→ Exercise brief
Keep every line of the data below that has the string "calendar" and present those lines.

→ Information shown
= Beginning of Section =

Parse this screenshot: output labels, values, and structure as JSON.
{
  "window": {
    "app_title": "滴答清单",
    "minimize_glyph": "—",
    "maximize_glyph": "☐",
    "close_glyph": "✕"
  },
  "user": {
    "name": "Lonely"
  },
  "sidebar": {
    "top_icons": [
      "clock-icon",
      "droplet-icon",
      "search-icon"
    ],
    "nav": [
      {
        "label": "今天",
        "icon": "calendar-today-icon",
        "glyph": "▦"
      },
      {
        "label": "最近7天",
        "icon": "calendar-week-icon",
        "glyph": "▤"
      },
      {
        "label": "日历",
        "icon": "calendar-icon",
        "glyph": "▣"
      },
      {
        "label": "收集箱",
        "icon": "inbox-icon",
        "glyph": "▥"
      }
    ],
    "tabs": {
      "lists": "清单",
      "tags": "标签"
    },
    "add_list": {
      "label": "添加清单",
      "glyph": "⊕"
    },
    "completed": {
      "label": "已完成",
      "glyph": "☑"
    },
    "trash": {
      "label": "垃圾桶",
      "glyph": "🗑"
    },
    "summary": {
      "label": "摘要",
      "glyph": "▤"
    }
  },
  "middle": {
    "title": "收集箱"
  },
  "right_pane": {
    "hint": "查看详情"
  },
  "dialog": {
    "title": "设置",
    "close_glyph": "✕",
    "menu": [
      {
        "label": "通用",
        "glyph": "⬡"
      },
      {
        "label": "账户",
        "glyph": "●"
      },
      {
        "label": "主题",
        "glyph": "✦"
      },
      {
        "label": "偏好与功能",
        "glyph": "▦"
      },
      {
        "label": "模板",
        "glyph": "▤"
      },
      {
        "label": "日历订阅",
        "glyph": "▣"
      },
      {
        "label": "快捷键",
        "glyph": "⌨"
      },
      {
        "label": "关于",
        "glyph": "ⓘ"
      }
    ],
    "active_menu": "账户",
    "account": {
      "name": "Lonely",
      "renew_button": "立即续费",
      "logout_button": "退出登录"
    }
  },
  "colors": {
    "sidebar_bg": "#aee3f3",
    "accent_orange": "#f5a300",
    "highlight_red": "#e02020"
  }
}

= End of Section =

→ Written solution
        "icon": "calendar-today-icon",
        "icon": "calendar-week-icon",
        "icon": "calendar-icon",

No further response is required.